[Items from an interface collection]

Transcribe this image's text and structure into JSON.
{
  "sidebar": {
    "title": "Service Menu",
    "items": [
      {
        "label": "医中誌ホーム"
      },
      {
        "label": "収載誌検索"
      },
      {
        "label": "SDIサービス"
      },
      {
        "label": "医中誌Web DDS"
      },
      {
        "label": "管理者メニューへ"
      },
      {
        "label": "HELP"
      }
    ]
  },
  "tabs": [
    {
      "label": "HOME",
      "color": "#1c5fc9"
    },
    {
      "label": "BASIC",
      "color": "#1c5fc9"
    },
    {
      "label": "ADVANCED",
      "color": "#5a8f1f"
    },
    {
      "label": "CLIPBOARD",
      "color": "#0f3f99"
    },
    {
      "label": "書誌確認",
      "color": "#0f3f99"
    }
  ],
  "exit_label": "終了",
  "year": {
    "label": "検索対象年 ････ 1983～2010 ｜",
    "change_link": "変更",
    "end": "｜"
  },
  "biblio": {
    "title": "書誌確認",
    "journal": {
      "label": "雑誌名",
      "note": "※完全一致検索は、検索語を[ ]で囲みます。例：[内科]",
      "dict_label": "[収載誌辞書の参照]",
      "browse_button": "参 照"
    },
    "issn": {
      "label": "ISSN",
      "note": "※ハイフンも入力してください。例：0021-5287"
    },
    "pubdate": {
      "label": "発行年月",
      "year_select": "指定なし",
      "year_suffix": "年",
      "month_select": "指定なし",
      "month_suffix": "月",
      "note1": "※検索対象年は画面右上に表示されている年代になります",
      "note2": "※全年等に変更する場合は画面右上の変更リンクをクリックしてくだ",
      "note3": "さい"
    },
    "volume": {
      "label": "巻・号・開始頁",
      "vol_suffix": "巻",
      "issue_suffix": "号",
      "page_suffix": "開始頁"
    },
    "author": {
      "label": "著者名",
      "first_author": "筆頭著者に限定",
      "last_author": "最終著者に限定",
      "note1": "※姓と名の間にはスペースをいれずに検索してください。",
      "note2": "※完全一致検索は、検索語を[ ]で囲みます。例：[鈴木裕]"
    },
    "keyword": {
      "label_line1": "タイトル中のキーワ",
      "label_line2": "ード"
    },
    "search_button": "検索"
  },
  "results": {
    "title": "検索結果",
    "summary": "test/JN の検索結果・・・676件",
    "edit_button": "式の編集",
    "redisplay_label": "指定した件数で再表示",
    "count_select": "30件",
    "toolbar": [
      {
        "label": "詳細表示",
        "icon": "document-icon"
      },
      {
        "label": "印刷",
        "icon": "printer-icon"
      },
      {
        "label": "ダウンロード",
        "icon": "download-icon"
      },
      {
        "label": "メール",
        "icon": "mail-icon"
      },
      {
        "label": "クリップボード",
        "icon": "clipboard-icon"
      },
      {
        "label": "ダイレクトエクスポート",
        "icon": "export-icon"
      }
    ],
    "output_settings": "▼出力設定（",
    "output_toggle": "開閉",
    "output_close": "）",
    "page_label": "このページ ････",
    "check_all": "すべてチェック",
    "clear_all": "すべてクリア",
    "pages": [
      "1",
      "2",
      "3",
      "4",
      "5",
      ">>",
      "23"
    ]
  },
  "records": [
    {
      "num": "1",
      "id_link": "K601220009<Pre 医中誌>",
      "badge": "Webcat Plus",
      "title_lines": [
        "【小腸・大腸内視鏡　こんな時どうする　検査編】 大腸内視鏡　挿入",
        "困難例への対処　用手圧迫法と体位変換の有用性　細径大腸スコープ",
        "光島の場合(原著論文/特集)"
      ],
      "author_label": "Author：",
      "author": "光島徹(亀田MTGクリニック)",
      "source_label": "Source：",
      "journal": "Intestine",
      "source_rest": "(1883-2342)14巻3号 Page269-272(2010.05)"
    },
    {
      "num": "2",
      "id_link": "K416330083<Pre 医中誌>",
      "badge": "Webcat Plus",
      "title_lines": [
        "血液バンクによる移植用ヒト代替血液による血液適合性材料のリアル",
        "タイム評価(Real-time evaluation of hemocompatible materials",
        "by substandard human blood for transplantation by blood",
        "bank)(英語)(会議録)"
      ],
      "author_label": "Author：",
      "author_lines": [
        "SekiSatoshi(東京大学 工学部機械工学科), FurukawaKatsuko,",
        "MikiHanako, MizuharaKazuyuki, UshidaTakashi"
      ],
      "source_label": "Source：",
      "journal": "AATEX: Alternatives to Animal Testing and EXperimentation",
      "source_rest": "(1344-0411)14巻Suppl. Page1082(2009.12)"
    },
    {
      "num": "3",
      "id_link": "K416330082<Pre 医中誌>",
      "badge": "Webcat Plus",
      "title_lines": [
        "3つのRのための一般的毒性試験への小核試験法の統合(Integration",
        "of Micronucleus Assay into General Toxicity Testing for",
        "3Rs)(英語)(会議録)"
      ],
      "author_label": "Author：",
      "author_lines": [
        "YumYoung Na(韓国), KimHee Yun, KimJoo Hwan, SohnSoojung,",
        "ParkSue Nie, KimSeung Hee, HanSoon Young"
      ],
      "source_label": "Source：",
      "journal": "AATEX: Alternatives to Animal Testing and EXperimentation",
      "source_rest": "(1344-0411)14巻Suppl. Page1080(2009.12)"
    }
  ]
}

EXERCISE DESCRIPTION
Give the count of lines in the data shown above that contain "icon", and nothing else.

TASK RESPONSE
6